Season ticker holders were urged not to renew their books (they
didn't), and pay at the gate fans were urged not to turn up (they
did, but probably regretted it).
raise spirits the board hired a mascot called 'Vince the Parrot',
veteran of the diabolical 'Jungle's Last Stand' fancy dress competition.
It was a typical board solution. The problem was that the team
and the stadium were seriously sub standard; the solution? Hire
a man in a parrot costume. Stands to reason really when you stop
and think about it doesn't it?.
the city the huns had been flashing some of the cash they had
raked in during their Champions League run. For the record breaking
sum of £2 million Duncan Ferguson had been prized away from Tannadice.
This would see Rangers disappear off into the sunset leaving the
rest of Scottish football eating dust - according to the papers
anyway. Gosh, that does sound familiar.

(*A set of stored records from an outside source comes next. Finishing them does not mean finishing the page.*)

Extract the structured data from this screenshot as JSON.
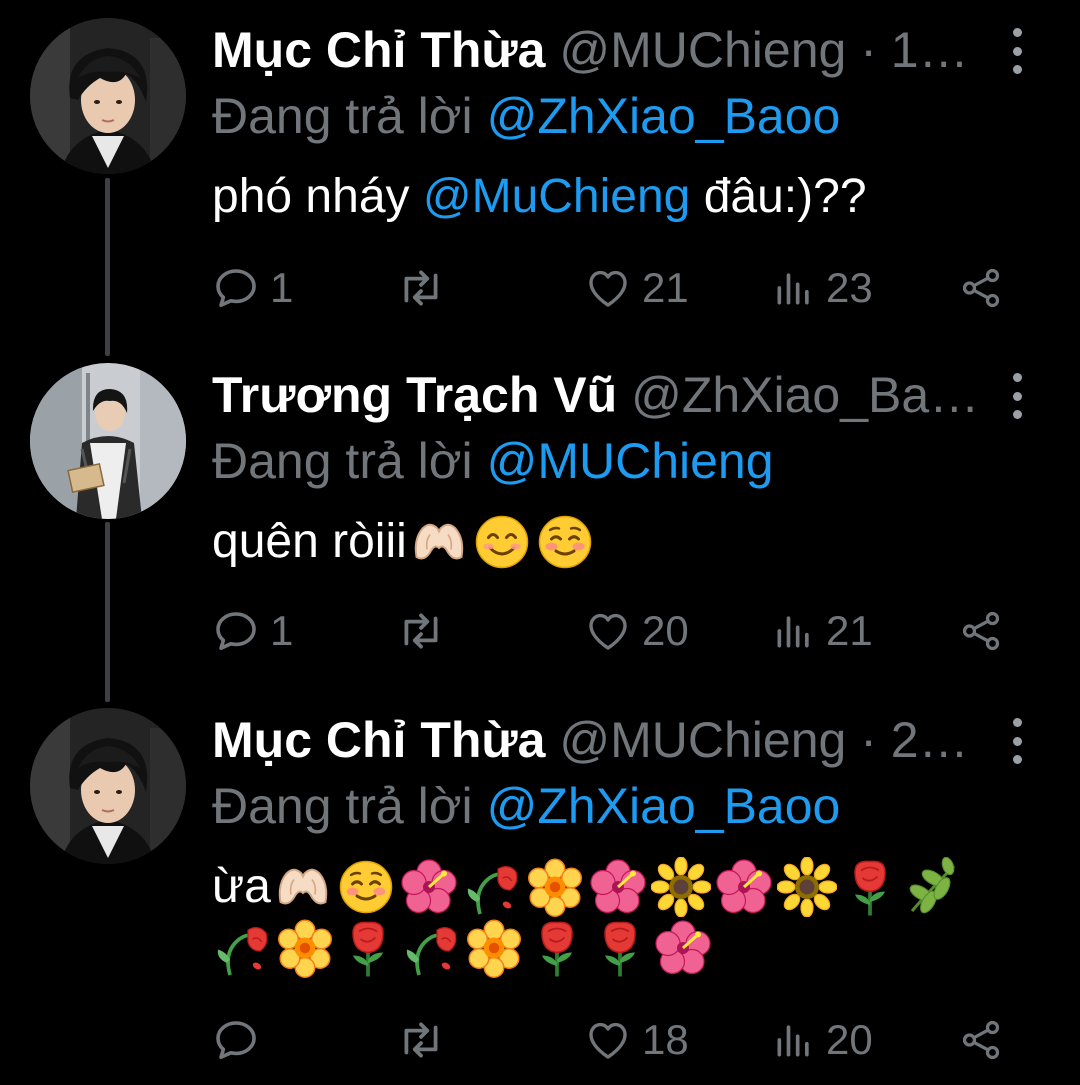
{
  "colors": {
    "background": "#000000",
    "name_text": "#ffffff",
    "muted_text": "#71767b",
    "mention": "#1d9bf0",
    "thread_line": "#3e4144"
  },
  "tweets": [
    {
      "display_name": "Mục Chỉ Thừa",
      "handle": "@MUChieng",
      "time_truncated": "· 1…",
      "reply_prefix": "Đang trả lời",
      "reply_to": "@ZhXiao_Baoo",
      "body_before": "phó nháy",
      "body_mention": "@MuChieng",
      "body_after": "đâu:)??",
      "replies": "1",
      "retweets": "",
      "likes": "21",
      "views": "23"
    },
    {
      "display_name": "Trương Trạch Vũ",
      "handle": "@ZhXiao_Ba…",
      "reply_prefix": "Đang trả lời",
      "reply_to": "@MUChieng",
      "body_text": "quên ròiii",
      "emojis": [
        "heart-hands-emoji",
        "smiling-face-emoji",
        "blushing-face-emoji"
      ],
      "replies": "1",
      "retweets": "",
      "likes": "20",
      "views": "21"
    },
    {
      "display_name": "Mục Chỉ Thừa",
      "handle": "@MUChieng",
      "time_truncated": "· 2…",
      "reply_prefix": "Đang trả lời",
      "reply_to": "@ZhXiao_Baoo",
      "body_text": "ừa",
      "emojis_line1": [
        "heart-hands-emoji",
        "blushing-face-emoji",
        "hibiscus-emoji",
        "wilted-flower-emoji",
        "blossom-emoji",
        "hibiscus-emoji",
        "sunflower-emoji",
        "hibiscus-emoji",
        "sunflower-emoji",
        "rose-emoji",
        "herb-emoji"
      ],
      "emojis_line2": [
        "wilted-flower-emoji",
        "blossom-emoji",
        "rose-emoji",
        "wilted-flower-emoji",
        "blossom-emoji",
        "rose-emoji",
        "rose-emoji",
        "hibiscus-emoji"
      ],
      "replies": "",
      "retweets": "",
      "likes": "18",
      "views": "20"
    }
  ]
}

was a major sartorial change that close season, and those cheeky
pranksters in the Umbro design department had done it again. Out

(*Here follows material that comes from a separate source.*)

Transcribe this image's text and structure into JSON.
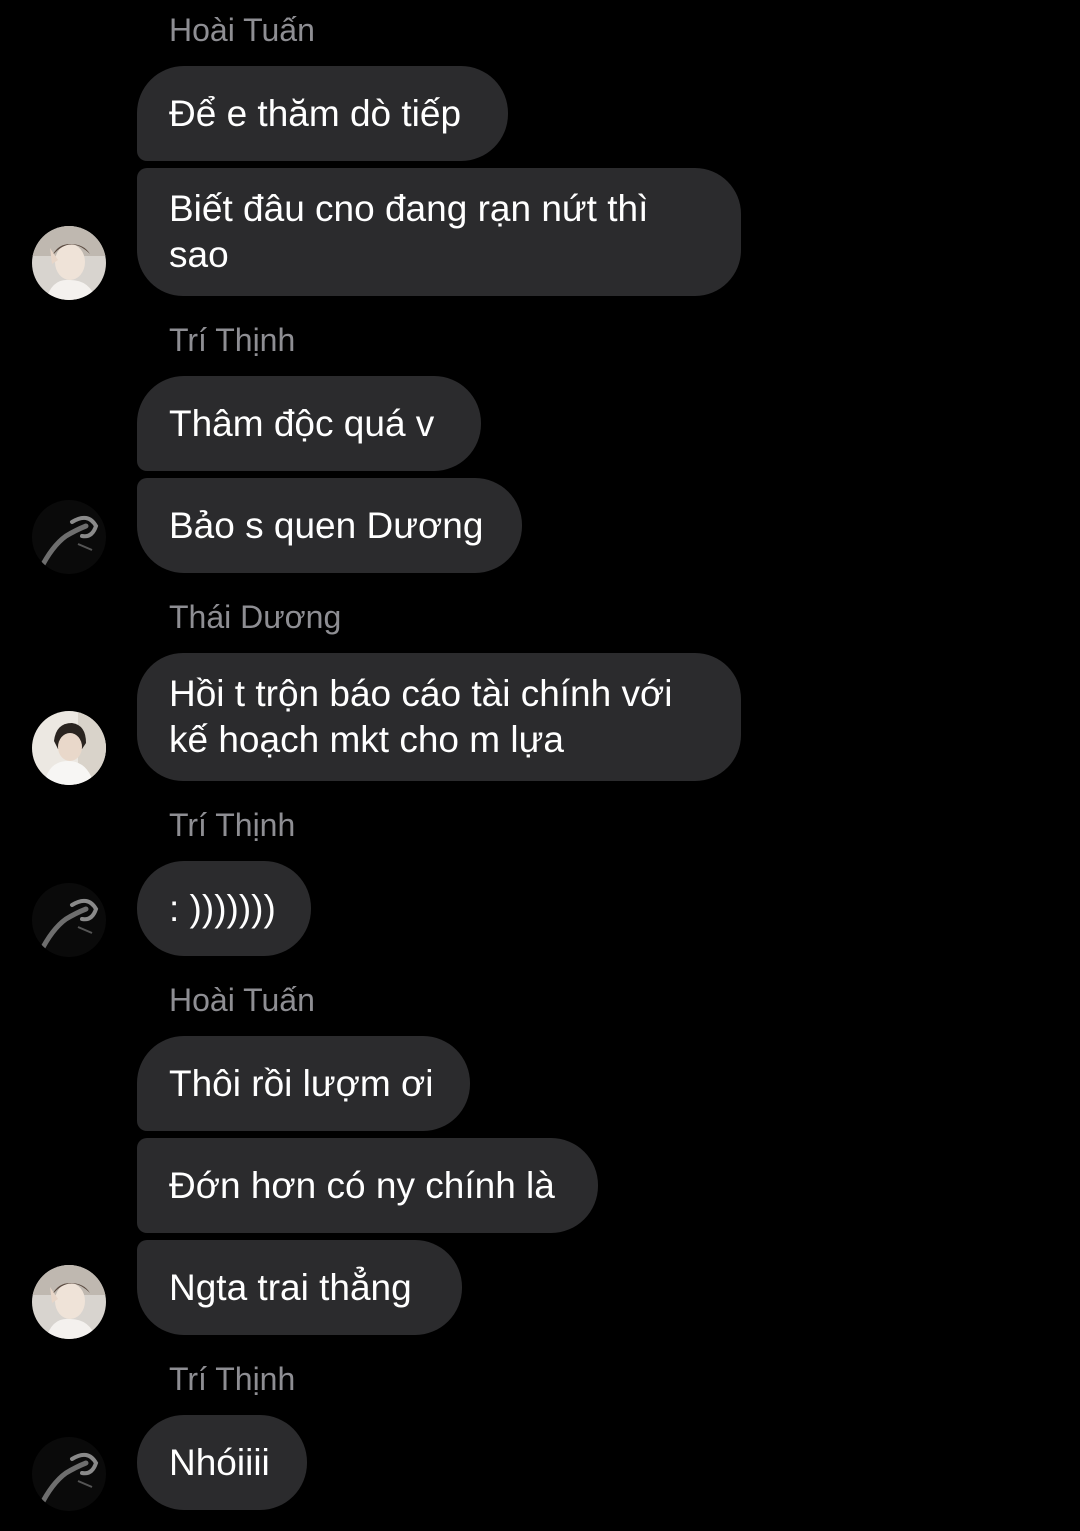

went the tasteful, sponsorship- free hoops, and in came a tacky,
wide, QPR style horror show, with double glazing sponsorship splattered
all over it. Too awful for words.

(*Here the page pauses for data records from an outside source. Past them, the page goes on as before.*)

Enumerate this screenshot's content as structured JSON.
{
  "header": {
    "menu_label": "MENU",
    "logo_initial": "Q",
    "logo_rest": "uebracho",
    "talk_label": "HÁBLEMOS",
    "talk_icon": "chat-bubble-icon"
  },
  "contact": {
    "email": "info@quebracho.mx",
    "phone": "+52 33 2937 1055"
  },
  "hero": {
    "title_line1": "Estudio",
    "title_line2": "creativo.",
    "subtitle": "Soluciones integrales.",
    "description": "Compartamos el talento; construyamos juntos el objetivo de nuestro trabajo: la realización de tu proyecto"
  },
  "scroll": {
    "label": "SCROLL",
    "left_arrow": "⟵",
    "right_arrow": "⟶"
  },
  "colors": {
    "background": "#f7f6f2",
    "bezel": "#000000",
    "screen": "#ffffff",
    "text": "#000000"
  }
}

A pre-season tour of Italy could barely have gone worse. Two games
and two stuffings; 3:0 to Atalanta and 3:1 to Napoli. Our home
pre-season 'glamour' tie was a 1:1 against Sheffield Wednesday
(I did warn you this was going to be painful reading).
the signs were there that this was going to be a real hummer of
a season, and, as it turned out the signs were not wrong.
kicked off for real at that home of total football Fir Park, although
when I say we kicked off it would be more realistic to say that
Motherwell kicked off at 3:00, and we kicked off at 3:40. With
30 minutes to go we were 2:0 down and not showing any signs of
recovery. Then we won a corner. Motherwell couldn't clear their
lines and a crisp shot from, of all people, Stuart Slater found
the corner of the net. Of all the Celtic players only Pat Bonner
would have had longer odds against him. We drew level quickly
at the start of the second half when McAvennie pounced after another
badly defended corner. But we couldn't grab the win.
than that, we also lost Gerry Creaney, our only regular forward
the young side of 30, with a hamstring injury. Now Celtic's forward
line consisted of McAvennie and Nicholas (aged 31 and 33), which
would have been quite a partnership in 1983, but in 1993 was never
likely to strike fear into any defence. So it proved, in all too
next two league fixtures were both at home, and both were draws.
The first was a dire 1:1 with Hibs, notable for two reasons; it
was the first league game played before the cheaply seated Jungle,
and for the reaction of the crowd to the Hibs equaliser; for the
first time fans began to chant for Brady's head.
next game was against the mighty Glasgow Huns FC, and their new
highly priced striker. It was a real shame actually; having cost
all that money the boy couldn't even - pardon the pun - buy a
goal. This game was another eyesore from start to finish. 0:0
flattered both teams. The highlight was young Duncan through one
-on -one with Bonner, slicing the ball wildly past with the huns
in complete frenzy at the thought of him breaking his duck in
had as mediocre a start as we could have imagined the team then
threw us one of those sugar coated pills that helped to sow irrational
seeds of optimism. We travelled to Arbroath and won 9:1 - Our
biggest win for 21 years. This was followed by our first league
win of the season, defeating Thistle 1:0 at Firhill. At the same
time Rangers were losing 2:1 at Ibrox to Kilmarnock (led by Tommy
Burns). The irrational seeds of optimism had sprouted shoots of
hope. These were quickly seen to, though, by the cruel scythe
of harsh reality.